Copy out each line below containing "label".

---------------

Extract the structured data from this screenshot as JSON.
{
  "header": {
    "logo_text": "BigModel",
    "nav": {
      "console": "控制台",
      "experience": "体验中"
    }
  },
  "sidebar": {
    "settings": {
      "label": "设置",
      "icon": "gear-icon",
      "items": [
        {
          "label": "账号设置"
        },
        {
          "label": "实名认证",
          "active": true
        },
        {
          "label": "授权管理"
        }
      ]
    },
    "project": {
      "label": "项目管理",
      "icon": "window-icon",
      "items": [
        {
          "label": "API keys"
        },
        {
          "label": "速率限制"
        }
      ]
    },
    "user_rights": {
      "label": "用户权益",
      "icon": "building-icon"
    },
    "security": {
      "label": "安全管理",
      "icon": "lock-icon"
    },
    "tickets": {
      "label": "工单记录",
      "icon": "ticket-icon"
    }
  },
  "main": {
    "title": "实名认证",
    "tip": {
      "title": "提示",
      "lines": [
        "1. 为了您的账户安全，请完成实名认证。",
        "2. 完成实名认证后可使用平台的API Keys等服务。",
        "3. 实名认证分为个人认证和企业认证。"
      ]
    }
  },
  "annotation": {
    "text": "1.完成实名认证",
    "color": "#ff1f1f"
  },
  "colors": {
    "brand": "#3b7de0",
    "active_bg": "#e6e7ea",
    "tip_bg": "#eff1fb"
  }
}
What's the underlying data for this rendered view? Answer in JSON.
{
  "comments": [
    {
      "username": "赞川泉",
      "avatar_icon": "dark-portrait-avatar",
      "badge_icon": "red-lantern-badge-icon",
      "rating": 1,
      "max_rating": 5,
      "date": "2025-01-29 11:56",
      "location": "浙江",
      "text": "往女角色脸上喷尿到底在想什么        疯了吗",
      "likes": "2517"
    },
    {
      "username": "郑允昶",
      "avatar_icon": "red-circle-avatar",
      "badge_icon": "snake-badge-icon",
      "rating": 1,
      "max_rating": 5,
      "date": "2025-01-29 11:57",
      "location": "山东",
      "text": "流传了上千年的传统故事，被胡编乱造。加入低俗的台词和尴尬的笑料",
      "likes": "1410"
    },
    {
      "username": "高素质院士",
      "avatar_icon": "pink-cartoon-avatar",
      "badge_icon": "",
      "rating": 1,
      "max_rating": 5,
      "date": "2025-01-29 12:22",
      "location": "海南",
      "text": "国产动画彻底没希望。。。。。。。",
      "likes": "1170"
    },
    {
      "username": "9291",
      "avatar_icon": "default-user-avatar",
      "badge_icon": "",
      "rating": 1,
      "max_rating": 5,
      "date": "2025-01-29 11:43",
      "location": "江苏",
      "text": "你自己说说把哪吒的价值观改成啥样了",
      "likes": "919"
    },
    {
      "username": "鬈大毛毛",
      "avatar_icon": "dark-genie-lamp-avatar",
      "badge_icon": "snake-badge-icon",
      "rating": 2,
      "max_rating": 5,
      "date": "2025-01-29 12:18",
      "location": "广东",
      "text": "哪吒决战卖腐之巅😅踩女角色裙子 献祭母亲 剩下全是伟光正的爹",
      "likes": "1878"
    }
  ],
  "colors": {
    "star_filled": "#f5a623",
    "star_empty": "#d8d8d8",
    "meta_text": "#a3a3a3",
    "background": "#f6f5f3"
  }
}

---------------

* Your response:
      "label": "设置",
          "label": "账号设置"
          "label": "实名认证",
          "label": "授权管理"
      "label": "项目管理",
          "label": "API keys"
          "label": "速率限制"
      "label": "用户权益",
      "label": "安全管理",
      "label": "工单记录",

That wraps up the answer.